- Connolly R, Stearns V (2012). Epigenetics as a therapeutic target in breast cancer. J Mammary Gland Biol Neoplasia , 17(3-4): 191-204.
- Connolly R, et al. (2011). OT3-01-06: A Phase 2 Study Investigating the Safety, Efficacy and Surrogate Biomarkers of Response of 5-Azacitidine (5-AZA) and Entinostat (MS-275) in Patients with Advanced Breast Cancer. Cancer Research, 71(24 Supplement): p. OT3-01-06.
- Appleton K, Mackay HJ, Judson I, Plumb JA, McCormick C, et al. (2007). Phase I and pharmacodynamic trial of the DNA methyltransferase inhibitor decitabine and carboplatin in solid tumors. J Clin Oncol , 25(29): 4603-4609.
- Winquist E, et al. (2006). Phase II trial of DNA methyltransferase 1 inhibition with the antisense oligonucleotide MG98 in patients with metastatic renal carcinoma: a National Cancer Institute of Canada Clinical Trials Group investigational new drug study. Invest New Drugs, 24(2): p. 159-67.

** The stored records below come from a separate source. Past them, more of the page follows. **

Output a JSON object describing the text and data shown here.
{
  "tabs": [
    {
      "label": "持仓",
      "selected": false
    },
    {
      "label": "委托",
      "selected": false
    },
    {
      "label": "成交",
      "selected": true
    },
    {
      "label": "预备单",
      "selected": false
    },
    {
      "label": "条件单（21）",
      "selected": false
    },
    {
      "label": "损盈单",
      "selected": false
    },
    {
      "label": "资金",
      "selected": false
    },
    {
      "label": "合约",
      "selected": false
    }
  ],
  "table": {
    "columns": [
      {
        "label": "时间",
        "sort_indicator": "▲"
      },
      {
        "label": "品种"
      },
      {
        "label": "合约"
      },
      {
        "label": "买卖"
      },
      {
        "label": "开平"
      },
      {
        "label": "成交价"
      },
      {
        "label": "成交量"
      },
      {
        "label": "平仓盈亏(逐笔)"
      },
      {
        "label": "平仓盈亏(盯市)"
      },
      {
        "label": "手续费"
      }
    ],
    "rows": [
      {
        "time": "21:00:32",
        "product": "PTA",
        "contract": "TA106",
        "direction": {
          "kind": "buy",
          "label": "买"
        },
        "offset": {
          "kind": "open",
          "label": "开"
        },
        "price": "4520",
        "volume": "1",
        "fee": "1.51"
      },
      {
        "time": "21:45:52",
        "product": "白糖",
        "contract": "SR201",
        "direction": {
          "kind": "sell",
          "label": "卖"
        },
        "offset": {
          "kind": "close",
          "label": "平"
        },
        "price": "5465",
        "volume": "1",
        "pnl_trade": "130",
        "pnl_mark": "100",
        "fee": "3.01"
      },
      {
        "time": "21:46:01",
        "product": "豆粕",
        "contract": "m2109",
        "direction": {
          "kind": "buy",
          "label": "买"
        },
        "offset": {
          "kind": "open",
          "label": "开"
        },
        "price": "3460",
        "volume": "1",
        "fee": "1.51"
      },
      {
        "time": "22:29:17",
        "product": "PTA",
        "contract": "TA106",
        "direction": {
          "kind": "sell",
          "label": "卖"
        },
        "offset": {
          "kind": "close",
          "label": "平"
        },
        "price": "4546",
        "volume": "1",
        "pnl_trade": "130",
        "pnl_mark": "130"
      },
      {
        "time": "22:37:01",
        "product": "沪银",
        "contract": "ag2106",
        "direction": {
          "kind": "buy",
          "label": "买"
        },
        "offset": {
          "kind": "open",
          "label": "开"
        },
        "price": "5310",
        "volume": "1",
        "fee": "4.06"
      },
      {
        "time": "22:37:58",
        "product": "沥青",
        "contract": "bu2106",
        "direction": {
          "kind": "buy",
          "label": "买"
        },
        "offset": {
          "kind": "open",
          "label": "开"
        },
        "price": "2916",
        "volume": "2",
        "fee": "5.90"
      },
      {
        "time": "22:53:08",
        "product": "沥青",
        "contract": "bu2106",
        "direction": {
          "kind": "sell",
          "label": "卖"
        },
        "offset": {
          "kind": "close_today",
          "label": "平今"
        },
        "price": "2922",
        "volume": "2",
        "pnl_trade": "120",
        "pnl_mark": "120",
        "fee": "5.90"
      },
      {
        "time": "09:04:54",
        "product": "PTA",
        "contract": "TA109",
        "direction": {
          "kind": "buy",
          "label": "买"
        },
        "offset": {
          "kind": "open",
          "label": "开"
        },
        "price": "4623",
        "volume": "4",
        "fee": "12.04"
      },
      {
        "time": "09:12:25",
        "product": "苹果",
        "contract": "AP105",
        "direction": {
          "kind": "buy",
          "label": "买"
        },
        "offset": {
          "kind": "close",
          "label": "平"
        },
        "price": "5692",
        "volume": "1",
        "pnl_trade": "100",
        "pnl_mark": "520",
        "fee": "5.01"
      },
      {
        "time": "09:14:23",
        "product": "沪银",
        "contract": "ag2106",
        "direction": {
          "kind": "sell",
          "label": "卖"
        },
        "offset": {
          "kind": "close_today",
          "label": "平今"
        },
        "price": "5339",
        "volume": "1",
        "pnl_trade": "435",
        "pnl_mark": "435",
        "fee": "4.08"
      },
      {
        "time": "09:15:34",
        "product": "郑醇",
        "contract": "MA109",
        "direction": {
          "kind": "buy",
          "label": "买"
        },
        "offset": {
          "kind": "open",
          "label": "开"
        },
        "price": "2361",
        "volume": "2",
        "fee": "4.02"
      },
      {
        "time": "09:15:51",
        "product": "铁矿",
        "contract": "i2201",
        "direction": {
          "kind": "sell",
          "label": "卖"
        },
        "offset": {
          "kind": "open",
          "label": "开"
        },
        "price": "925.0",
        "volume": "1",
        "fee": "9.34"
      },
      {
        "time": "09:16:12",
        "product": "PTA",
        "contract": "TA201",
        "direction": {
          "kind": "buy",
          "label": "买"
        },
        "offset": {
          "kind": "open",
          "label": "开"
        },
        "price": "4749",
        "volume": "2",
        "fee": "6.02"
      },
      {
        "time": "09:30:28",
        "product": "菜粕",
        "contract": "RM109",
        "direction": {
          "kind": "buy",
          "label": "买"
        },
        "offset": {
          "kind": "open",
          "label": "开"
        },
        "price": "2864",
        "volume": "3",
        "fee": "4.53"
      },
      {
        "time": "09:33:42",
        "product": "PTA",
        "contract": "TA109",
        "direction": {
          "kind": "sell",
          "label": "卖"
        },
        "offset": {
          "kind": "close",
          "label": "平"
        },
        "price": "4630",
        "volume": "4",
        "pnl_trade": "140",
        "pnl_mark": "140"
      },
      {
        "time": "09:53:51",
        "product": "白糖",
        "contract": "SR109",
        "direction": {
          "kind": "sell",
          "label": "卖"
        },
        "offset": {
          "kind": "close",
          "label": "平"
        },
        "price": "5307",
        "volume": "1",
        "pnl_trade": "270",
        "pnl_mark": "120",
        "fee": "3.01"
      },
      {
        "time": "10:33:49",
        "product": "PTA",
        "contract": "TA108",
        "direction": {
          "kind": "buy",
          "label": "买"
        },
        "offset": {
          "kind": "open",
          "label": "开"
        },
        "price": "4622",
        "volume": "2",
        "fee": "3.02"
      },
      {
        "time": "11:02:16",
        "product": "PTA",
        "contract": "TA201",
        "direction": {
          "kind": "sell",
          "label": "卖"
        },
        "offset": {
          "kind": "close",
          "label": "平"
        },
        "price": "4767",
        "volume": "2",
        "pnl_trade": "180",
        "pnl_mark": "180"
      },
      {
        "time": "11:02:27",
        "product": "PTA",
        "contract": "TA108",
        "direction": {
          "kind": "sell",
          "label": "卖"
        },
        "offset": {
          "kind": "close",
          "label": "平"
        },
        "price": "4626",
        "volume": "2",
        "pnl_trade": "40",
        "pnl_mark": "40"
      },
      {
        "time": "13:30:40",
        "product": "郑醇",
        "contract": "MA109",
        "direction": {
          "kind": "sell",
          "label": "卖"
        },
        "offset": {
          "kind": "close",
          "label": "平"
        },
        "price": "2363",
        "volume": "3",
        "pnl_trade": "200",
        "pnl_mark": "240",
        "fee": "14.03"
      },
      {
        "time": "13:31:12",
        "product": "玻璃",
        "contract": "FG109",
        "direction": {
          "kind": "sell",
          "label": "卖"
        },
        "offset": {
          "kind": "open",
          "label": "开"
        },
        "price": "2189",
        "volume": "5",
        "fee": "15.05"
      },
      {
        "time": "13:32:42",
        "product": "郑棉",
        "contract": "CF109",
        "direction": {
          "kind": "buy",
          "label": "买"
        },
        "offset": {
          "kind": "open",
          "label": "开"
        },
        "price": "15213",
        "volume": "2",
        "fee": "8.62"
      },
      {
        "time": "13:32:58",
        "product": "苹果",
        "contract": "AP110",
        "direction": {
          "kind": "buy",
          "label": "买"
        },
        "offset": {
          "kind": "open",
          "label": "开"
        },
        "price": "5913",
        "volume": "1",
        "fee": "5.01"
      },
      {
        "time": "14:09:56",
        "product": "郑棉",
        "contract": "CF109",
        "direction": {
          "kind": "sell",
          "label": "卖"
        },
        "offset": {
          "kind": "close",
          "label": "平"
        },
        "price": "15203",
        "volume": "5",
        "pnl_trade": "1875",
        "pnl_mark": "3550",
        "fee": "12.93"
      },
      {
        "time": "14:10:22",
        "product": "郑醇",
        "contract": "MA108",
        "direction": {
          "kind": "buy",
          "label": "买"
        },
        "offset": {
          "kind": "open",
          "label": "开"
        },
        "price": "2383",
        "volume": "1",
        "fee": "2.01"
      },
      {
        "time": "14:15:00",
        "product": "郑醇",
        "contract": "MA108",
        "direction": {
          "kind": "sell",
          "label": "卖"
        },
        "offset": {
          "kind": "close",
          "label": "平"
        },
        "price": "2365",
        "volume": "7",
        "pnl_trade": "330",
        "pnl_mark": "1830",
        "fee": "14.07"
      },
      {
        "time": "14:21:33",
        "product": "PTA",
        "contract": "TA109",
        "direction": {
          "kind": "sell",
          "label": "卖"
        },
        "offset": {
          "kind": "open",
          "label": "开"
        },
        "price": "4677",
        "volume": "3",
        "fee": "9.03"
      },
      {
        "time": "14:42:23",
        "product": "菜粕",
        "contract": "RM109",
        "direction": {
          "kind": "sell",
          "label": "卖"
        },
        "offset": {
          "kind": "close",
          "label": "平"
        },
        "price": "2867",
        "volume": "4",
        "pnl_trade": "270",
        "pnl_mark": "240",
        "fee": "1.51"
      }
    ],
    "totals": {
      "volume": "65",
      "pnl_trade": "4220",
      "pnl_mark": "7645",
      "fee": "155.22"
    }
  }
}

- Amato RJ, Stephenson J, Hotte S, Nemunaitis J, Bélanger K, et al. (2012). MG98, a second-generation DNMT1 inhibitor, in the treatment of advanced renal cell carcinoma. Cancer Invest , 30(5): 415-421.
- NCI (2015). None Available from: http://www.cancer.gov/clinicaltrials/search, .
- NIH (). None Available from: https://www.clinicaltrials.gov/, .
- Azad N, Zahnow CA, Rudin CM, Baylin SB (2013). The future of epigenetic therapy in solid tumours--lessons from the past. Nat Rev Clin Oncol , 10(5): 256-266.
- LoRusso P, et al. (2013). Abstract A120: A Phase Ib study of CC-486 (Oral Azacitidine) as a priming agent for carboplatin or NAB-paclitaxel in subjects with relapsed and refractory solid tumors. Molecular Cancer Therapeutics, 12(11 Supplement): p. A120.
- Garcia-Manero G, et al. (2012). Safety and Efficacy of Oral Azacitidine (CC-486) Administered in Extended Treatment Schedules to Patients with Lower-Risk Myelodysplastic Syndromes. ASH Annual Meeting Abstracts, 120(21): p. 424.
- Hubeek I, et al. (). The human equilibrative nucleoside transporter 1 mediates in vitro cytarabine sensitivity in childhood acute myeloid leukaemia. Br J Cancer, 93(12): p. 1388-1394.
- Marce S, et al. (2006). Expression of human equilibrative nucleoside transporter 1 (hENT1) and its correlation with gemcitabine uptake and cytotoxicity in mantle cell lymphoma. , Vol. 91, 895-902.
- Juergens RA, Wrangle J, Vendetti FP, Murphy SC, Zhao M, et al. (2011). Combination epigenetic therapy has efficacy in patients with refractory advanced non-small cell lung cancer. Cancer Discov , 1(7): 598-607.
- Traina F, Visconte V2, Elson P3, Tabarroki A2, Jankowska AM2, et al. (2014). Impact of molecular mutations on treatment response to DNMT inhibitors in myelodysplasia and related neoplasms. Leukemia , 28(1): 78-87.
- Itzykson R, Kosmider O, Cluzeau T, Mansat-De Mas V, Dreyfus F, et al. (2011). Impact of TET2 mutations on response rate to azacitidine in myelodysplastic syndromes and low blast count acute myeloid leukemias. Leukemia , 25(7): 1147-1152.